Stored items from a collection -
________________________________________

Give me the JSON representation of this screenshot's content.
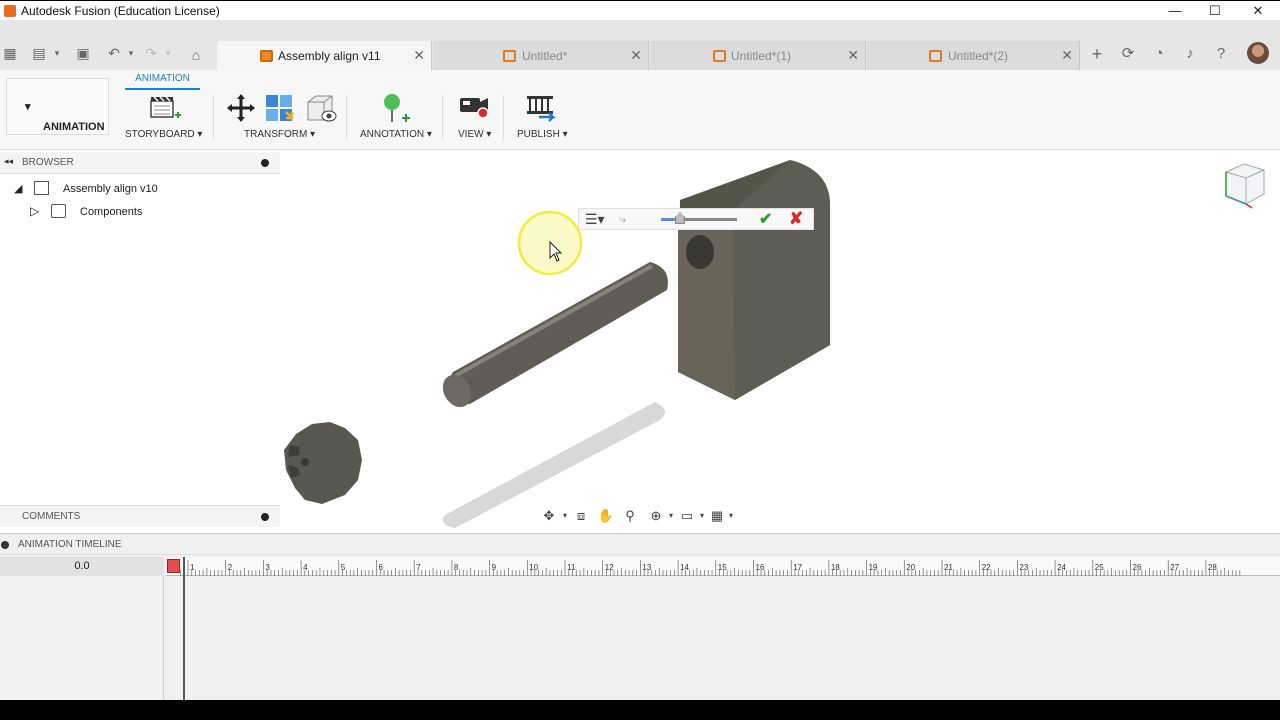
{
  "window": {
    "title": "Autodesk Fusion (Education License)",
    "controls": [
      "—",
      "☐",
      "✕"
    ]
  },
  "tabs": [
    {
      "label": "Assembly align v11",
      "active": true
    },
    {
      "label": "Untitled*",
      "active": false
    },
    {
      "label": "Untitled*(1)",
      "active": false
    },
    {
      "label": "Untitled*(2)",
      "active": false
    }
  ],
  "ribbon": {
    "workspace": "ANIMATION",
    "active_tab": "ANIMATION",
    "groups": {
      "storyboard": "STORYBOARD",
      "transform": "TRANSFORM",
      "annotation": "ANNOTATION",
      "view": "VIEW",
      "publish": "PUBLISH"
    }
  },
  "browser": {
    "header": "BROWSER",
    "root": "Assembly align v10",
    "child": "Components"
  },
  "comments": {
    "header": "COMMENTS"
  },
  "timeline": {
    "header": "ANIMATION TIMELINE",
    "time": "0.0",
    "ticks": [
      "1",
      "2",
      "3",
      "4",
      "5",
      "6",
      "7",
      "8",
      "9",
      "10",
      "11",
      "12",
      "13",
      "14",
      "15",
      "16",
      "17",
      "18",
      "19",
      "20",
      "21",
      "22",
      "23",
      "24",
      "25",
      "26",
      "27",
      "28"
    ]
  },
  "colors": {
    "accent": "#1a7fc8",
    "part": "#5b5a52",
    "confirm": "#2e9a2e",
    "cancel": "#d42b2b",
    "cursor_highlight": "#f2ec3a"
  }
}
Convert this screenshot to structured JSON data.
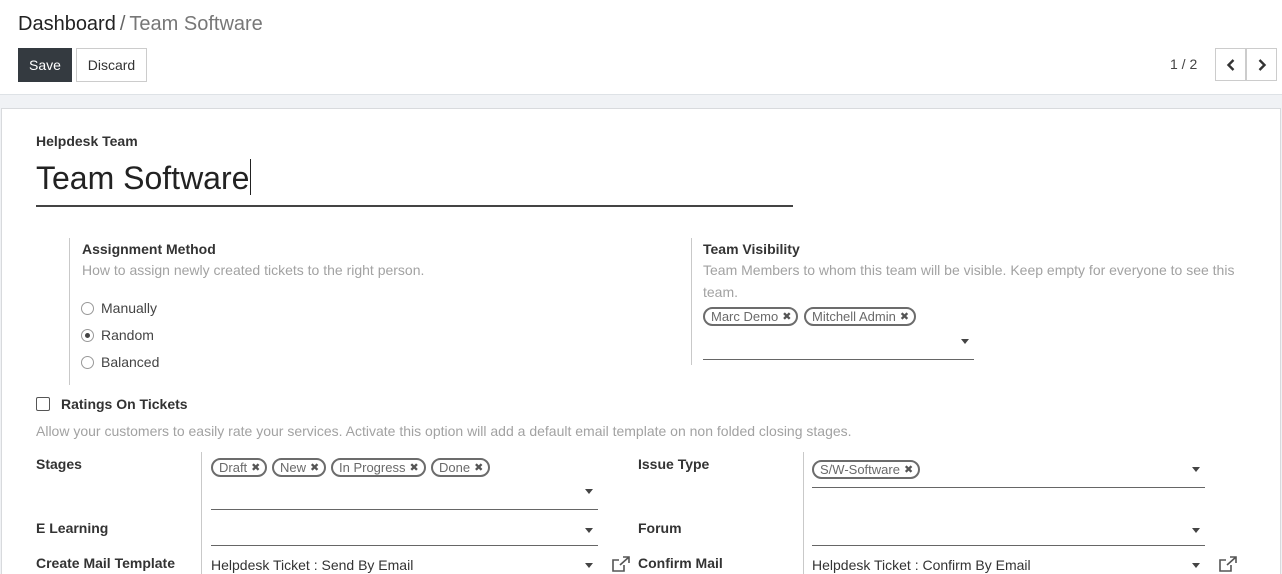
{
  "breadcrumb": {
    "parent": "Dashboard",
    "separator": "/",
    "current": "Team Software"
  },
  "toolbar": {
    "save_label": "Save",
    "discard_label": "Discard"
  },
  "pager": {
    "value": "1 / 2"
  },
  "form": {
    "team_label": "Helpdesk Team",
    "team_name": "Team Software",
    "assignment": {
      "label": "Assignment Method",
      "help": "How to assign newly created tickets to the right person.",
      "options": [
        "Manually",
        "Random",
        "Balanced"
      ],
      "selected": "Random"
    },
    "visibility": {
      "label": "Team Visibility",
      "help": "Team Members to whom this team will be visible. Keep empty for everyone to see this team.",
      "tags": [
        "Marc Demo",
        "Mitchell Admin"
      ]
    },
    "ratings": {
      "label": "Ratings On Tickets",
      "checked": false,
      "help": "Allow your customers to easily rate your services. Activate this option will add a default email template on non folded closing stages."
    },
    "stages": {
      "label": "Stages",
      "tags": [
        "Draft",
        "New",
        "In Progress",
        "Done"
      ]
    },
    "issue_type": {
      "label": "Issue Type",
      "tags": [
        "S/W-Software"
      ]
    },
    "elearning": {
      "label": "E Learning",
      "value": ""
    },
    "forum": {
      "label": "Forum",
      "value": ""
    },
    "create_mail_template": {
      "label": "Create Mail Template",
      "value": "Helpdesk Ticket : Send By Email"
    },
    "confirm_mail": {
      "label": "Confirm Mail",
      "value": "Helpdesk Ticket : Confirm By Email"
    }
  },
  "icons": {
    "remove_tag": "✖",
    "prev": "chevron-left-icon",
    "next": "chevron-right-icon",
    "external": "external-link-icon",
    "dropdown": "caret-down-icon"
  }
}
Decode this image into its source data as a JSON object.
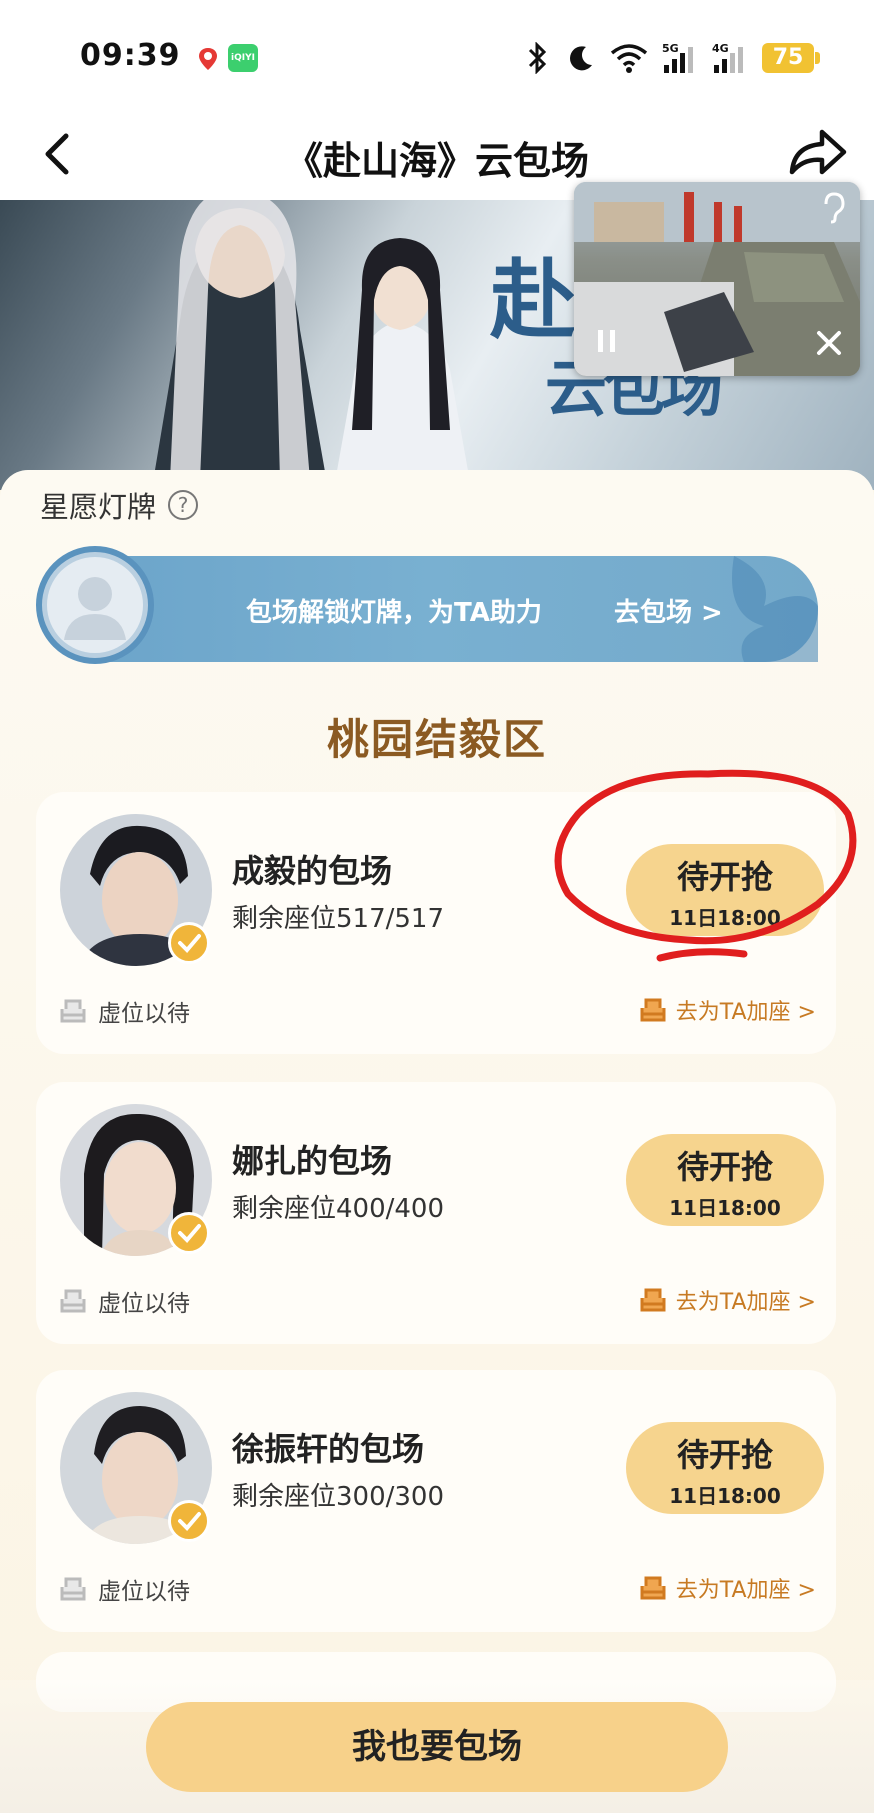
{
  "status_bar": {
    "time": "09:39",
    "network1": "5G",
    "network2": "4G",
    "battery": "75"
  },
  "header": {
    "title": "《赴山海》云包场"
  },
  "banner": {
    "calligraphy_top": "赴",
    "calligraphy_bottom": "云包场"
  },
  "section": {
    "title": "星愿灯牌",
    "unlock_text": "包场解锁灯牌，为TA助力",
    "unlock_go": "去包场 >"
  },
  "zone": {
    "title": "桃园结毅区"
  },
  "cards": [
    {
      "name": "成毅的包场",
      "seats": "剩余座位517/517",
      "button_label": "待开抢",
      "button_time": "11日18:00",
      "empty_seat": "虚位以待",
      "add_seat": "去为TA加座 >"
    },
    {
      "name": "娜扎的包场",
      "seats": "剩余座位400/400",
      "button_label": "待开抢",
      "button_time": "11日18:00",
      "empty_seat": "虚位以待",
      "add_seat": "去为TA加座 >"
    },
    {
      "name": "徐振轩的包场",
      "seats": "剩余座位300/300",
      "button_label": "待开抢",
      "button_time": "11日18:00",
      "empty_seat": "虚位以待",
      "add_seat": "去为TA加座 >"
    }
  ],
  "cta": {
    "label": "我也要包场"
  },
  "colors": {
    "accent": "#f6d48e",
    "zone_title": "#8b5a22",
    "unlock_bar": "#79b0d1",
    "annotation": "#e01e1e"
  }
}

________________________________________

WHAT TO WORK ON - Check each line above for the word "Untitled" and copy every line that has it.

TASK RESPONSE -
      "label": "Untitled*",
      "label": "Untitled*(1)",
      "label": "Untitled*(2)",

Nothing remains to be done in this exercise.